Nathaniel Hawthorne, The Scarlet Letter. 1850.
Contrary to popular impression, Porcupine does not need to seize upon every little thing for comment. Especially in a week such as this, mellowed with good cheer, port wine and fine, aged cheese. Especially the cheese. Live and let live, fools dance about, t’was ever thus…..
Then something happens to break the mood of benevolence, and compels comment.
Last July, I wrote about the well-to-do teens who called in a bomb threat to the Steamship Authority so they could spend some extra time on Nantucket. (HERE). At the time, I said they were terrorists, if the purpose of terrorism is to inspire fear and disrupt society, and that they were being encouraged to evade responsibility for their actions. “Does anyone need a criminal record? At what age should they be held responsible for their actions, then? After the drunk driving offense at age 20? After they default on student loans at age 28? After the divorce and lack of child support at age 32? Indeed, why should they ever have to shoulder any responsibility at all, when assuring people that they are really very, very sorry will suffice?” When the news arrived that they had been mildly punished with a slap on the wrist (story HERE), Porcupine was full of Yuletide good will. While a follow-up was intended, it was allowed to slide. Heigh-ho, no surprises.
Then Porcupine was stung into action by television news footage of the court appearance of over 100 youths who had been drinking and trashing a hotel in Rockland. Like the Nantucket terrorists, they were all given a stern ‘talking to’ by the judge, and released. But that was not enough for these young hedonists. In fact, one was so rude the judge had to cite him for contempt; while all of them made it manifest that contempt was what they felt for the process of law and the courts.
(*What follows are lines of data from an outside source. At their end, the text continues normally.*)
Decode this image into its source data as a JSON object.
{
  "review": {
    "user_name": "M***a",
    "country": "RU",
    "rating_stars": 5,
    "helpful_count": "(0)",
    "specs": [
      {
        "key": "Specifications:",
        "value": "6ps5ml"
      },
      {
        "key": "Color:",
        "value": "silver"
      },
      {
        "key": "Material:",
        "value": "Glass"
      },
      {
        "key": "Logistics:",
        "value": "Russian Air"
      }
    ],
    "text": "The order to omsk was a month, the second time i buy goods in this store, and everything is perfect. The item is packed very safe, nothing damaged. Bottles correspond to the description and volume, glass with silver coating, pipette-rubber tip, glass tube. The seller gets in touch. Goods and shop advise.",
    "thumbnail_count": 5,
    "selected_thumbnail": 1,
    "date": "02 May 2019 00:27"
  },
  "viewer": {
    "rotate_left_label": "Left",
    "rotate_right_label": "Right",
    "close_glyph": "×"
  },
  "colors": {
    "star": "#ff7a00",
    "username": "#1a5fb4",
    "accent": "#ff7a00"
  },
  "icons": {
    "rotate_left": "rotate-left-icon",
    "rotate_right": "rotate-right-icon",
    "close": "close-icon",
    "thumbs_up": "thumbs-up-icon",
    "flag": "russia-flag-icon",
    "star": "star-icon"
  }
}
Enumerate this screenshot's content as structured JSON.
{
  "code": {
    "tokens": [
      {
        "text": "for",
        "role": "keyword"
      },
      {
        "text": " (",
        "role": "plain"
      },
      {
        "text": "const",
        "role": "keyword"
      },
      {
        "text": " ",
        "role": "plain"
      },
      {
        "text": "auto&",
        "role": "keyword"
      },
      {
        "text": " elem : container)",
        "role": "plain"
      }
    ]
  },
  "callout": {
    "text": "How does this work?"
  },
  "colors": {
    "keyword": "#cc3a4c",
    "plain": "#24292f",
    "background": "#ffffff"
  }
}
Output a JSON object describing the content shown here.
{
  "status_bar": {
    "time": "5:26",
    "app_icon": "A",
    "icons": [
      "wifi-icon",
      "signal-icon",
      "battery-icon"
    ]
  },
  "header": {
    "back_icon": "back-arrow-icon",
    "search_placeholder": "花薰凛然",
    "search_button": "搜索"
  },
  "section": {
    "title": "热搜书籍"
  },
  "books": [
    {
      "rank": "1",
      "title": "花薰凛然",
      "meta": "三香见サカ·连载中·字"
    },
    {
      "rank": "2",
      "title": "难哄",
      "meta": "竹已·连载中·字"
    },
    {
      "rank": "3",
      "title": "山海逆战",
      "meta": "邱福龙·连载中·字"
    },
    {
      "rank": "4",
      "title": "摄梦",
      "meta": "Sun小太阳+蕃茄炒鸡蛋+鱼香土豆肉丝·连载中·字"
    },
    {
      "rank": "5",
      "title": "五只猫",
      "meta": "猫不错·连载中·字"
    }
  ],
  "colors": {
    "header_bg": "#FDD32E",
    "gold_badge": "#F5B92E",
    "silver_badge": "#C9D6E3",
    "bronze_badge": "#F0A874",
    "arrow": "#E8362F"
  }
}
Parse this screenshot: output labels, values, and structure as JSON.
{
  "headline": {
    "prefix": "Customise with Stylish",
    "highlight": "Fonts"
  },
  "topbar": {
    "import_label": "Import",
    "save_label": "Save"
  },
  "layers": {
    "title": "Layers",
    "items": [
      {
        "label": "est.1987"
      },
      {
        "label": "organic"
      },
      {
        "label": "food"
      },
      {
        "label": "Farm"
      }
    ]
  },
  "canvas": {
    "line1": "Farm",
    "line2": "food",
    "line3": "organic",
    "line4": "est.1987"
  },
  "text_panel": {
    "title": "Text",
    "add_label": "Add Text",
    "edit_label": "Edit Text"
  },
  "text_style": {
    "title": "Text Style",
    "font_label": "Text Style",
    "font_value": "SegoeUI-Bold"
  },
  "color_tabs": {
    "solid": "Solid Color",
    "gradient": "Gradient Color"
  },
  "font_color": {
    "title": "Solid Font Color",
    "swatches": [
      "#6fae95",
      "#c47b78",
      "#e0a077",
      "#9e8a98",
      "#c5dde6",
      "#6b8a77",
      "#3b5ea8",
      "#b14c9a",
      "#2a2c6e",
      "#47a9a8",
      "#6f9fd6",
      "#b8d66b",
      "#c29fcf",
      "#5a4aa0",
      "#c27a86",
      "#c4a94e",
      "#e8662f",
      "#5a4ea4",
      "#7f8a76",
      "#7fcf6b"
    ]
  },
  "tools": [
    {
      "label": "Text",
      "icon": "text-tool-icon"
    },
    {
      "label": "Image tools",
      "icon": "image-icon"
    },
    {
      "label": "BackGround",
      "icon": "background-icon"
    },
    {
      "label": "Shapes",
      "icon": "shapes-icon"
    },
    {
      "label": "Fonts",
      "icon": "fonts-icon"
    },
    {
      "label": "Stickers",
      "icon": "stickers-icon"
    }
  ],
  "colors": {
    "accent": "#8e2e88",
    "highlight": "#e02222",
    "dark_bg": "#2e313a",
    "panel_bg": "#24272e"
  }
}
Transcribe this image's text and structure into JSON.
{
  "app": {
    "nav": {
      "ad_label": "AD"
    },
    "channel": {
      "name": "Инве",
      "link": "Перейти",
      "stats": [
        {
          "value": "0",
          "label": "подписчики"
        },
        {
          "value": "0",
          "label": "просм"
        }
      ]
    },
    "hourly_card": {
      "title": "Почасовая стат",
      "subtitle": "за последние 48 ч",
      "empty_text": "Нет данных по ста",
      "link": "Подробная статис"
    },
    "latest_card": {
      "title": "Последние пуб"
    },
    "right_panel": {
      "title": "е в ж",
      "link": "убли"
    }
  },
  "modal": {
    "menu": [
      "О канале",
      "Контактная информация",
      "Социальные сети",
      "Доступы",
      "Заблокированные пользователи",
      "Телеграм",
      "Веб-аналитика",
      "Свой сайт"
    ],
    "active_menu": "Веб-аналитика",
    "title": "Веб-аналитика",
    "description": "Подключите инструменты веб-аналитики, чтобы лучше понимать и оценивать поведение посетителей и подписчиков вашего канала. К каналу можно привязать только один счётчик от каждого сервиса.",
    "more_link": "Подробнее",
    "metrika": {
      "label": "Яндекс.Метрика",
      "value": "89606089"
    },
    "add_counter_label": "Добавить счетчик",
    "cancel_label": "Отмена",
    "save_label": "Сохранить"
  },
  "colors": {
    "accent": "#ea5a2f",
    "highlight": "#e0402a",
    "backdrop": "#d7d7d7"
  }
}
It was the television images of these young louts mugging for the cameras as they were escorted away that stung Porcupine into action, and made a reconsideration of the Nantucket teens important, as the lessons learned about the criminal justice system are so similar in both cases.
“They have learned the lesson of their life,” said attorney R. Bradford Bailey, who represented Reed and Williams. “It’s given them a lesson they will never forget and they will carry forward. They have repeatedly expressed their remorse.” Yes, remorse and an expensive lawyer will get you off from felony charges these days. The 400 hours of community service will be performed in Connecticut and Texas (parenthetically, WHEN did community service become debased from being something that responsible people gave to communities they cared about to a get-out-of-jail-free card for the well-connected?) and will give no benefit to Cape Cod. It would have been more fitting to sentence them to chambermaid work in the various hotels that stranded travelers had to take refuge in when they tried to find rooms at the height of the summer season, but sort of menial duty would be beneath these pampered felons. They will probably wind up using the ‘community services’ that they perform as punishment on their college resumes as demonstration that they are good citizens. The $39,467 that the four must split three ways will barely put a nick in their families’ mad money.
“The idea of this disposition might be misunderstood, but I don’t see a reason to destroy the lives of these youngsters. I’m sure their parents have paid a bigger price. I think justice has been achieved”, said Judge O’Neill. Yes, a fine lesson was learned, in Rockland and Nantucket. An expensive lawyer will keep your permanent record clean. If there are enough of you, the judge will have to let you all go. Under no circumstances should the young be punished, as that might damage their self esteem and ‘destroy’ their young lives. Instead, a profession of remorse will wipe every slate clean.
Until the next time.